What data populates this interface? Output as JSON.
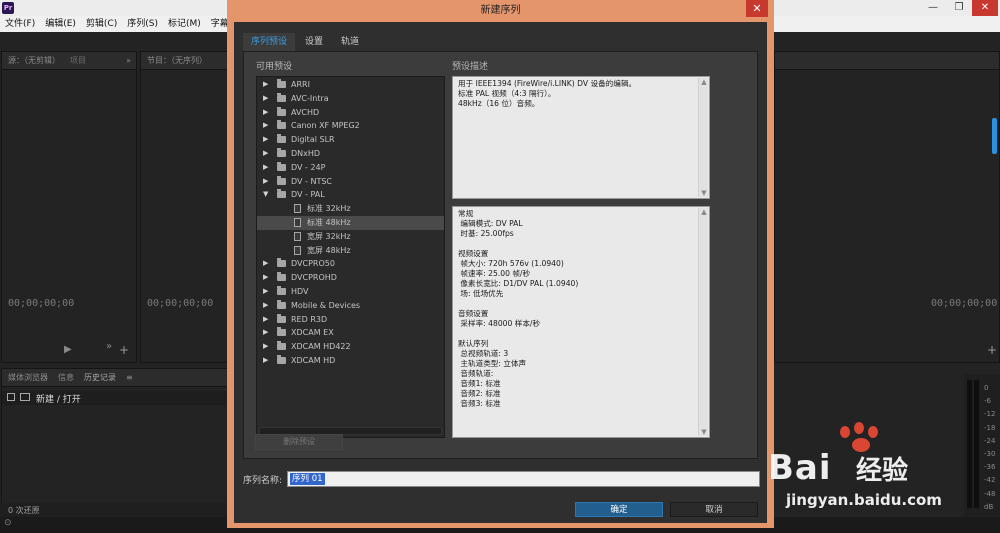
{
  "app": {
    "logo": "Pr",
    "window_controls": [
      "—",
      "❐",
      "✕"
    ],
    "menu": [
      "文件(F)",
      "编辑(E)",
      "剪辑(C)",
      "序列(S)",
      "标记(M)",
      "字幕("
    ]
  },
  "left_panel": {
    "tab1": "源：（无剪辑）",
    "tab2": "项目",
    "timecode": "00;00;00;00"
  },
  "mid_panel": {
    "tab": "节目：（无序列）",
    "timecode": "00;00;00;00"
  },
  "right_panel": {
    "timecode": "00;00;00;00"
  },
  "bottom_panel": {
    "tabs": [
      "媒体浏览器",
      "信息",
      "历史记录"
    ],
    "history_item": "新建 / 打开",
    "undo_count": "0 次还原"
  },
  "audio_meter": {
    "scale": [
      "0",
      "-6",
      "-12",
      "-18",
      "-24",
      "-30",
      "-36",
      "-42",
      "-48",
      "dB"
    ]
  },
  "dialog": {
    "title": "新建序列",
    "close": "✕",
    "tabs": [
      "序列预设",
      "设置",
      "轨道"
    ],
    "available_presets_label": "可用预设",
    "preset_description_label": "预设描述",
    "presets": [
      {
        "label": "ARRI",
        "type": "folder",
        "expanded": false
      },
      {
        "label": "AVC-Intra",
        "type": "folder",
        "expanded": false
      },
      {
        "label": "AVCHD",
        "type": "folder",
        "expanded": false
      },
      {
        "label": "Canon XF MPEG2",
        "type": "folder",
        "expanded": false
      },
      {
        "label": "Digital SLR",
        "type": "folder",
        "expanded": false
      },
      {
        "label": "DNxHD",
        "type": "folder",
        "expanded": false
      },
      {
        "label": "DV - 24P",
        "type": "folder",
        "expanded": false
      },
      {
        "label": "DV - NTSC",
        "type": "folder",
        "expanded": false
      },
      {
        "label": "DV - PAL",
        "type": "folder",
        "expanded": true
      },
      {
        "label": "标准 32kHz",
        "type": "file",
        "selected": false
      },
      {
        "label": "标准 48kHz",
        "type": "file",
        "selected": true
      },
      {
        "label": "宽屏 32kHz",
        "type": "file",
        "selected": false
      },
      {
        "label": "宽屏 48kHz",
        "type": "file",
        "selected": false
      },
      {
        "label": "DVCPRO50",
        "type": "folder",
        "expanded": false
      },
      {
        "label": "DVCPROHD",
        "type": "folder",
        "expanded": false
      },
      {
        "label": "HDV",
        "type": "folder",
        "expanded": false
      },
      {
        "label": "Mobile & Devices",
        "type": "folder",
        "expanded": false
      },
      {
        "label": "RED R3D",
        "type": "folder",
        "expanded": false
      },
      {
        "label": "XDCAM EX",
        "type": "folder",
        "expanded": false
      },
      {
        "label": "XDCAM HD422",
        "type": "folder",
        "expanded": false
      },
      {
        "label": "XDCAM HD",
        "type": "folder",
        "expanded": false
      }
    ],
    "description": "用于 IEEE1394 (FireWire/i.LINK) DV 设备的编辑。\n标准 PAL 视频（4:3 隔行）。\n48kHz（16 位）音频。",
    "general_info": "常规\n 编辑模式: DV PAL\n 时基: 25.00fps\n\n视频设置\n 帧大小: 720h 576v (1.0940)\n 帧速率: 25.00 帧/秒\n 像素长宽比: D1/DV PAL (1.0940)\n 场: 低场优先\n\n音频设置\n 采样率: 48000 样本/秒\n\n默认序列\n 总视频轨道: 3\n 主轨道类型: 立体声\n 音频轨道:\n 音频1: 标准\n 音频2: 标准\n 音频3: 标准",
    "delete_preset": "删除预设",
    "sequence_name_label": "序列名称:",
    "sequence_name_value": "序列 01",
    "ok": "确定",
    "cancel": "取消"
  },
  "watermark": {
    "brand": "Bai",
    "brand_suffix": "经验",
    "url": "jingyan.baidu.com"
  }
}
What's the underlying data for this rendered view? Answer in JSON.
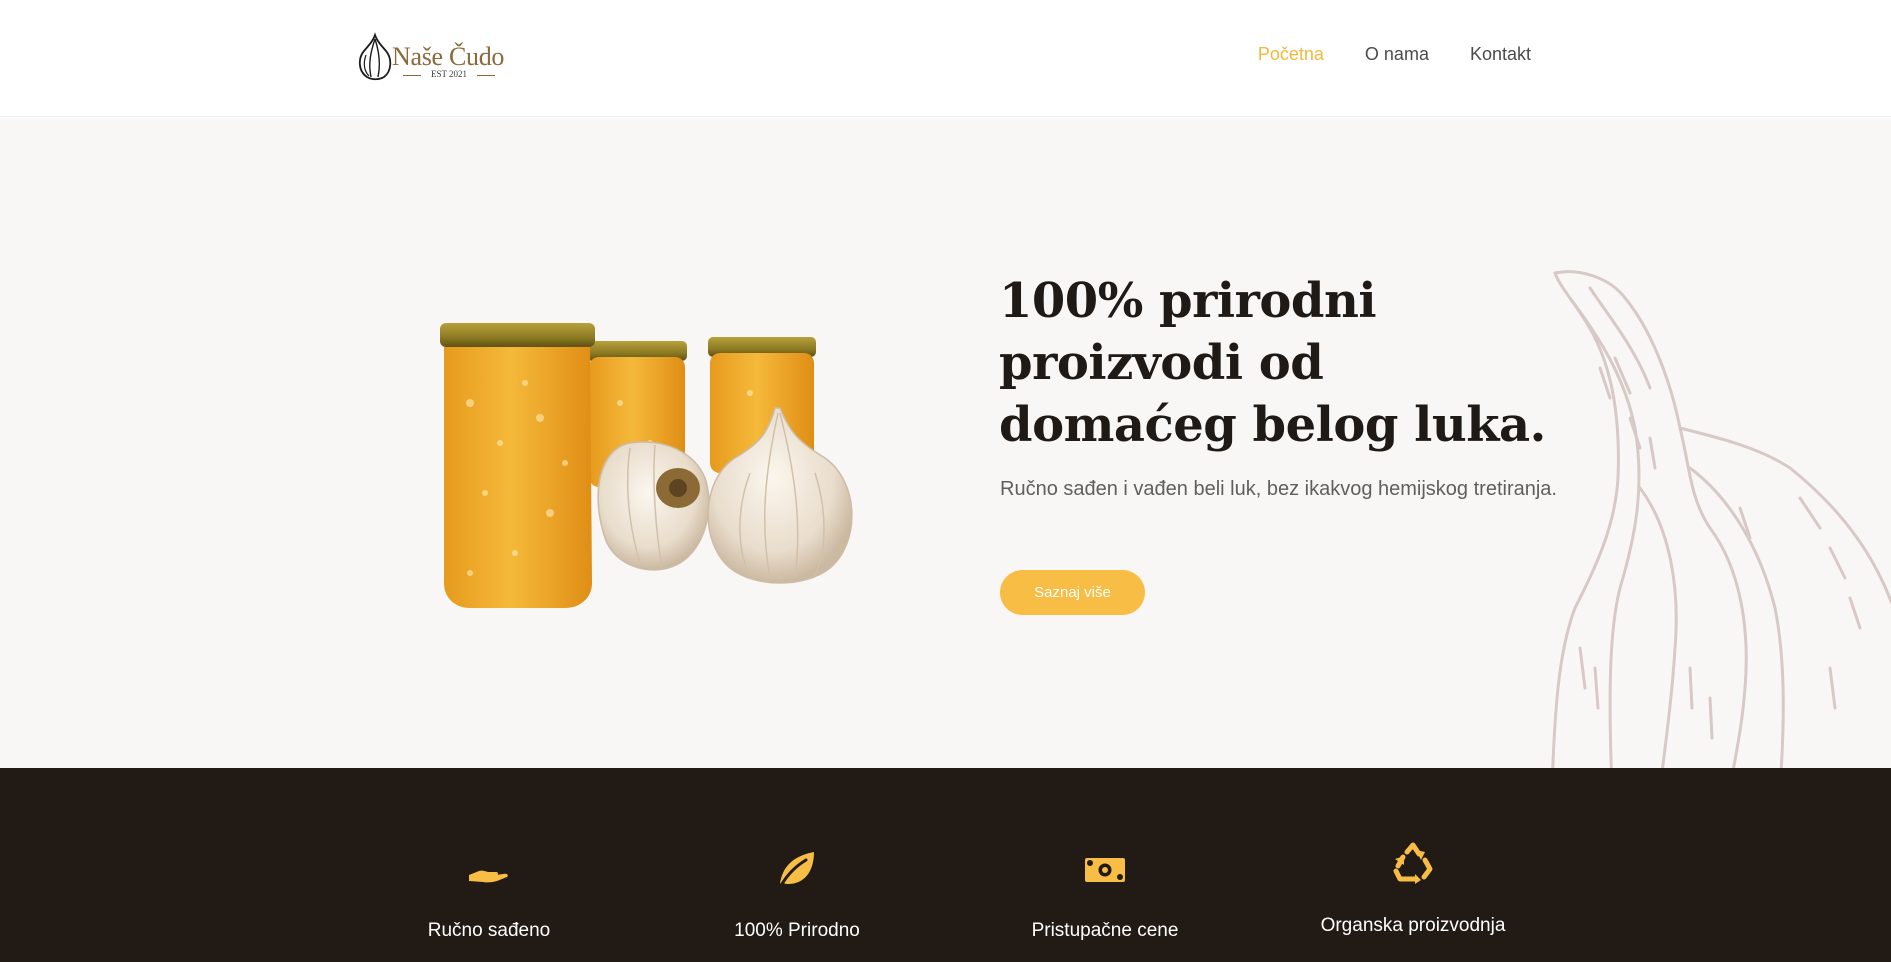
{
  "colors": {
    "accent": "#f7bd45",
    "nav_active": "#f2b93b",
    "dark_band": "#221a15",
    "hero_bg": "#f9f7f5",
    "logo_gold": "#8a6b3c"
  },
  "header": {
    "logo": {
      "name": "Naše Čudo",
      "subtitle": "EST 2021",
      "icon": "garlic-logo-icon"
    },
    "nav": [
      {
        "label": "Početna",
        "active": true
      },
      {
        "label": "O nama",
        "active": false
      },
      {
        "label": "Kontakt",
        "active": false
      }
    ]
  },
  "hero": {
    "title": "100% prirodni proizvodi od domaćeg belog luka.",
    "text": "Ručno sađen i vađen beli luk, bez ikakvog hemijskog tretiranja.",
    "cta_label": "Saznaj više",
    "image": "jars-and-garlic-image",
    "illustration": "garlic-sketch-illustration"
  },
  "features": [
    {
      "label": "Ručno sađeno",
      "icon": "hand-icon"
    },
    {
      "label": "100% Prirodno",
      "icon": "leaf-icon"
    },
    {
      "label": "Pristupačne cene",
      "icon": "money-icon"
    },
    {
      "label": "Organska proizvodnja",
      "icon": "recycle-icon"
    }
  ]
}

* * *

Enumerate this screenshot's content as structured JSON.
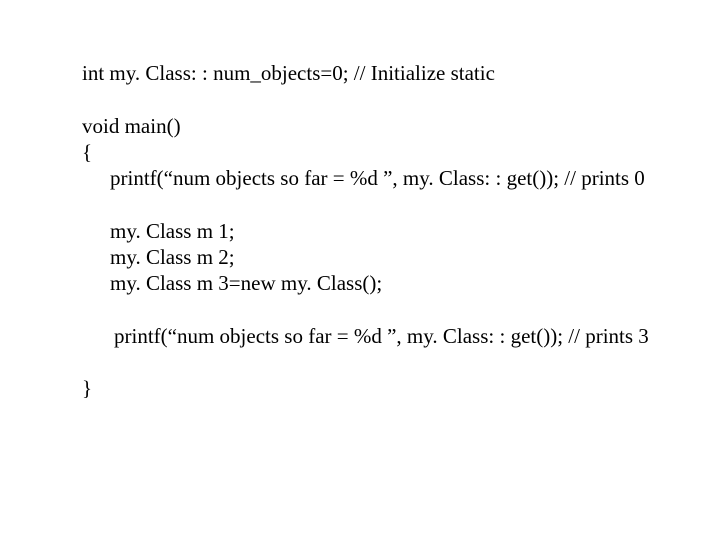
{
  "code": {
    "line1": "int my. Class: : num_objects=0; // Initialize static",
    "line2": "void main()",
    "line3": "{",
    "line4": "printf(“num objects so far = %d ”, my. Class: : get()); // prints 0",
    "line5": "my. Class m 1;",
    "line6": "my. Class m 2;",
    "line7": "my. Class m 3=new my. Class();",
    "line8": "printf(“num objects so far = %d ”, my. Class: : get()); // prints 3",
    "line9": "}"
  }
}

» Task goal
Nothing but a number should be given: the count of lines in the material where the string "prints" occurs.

» Task response
2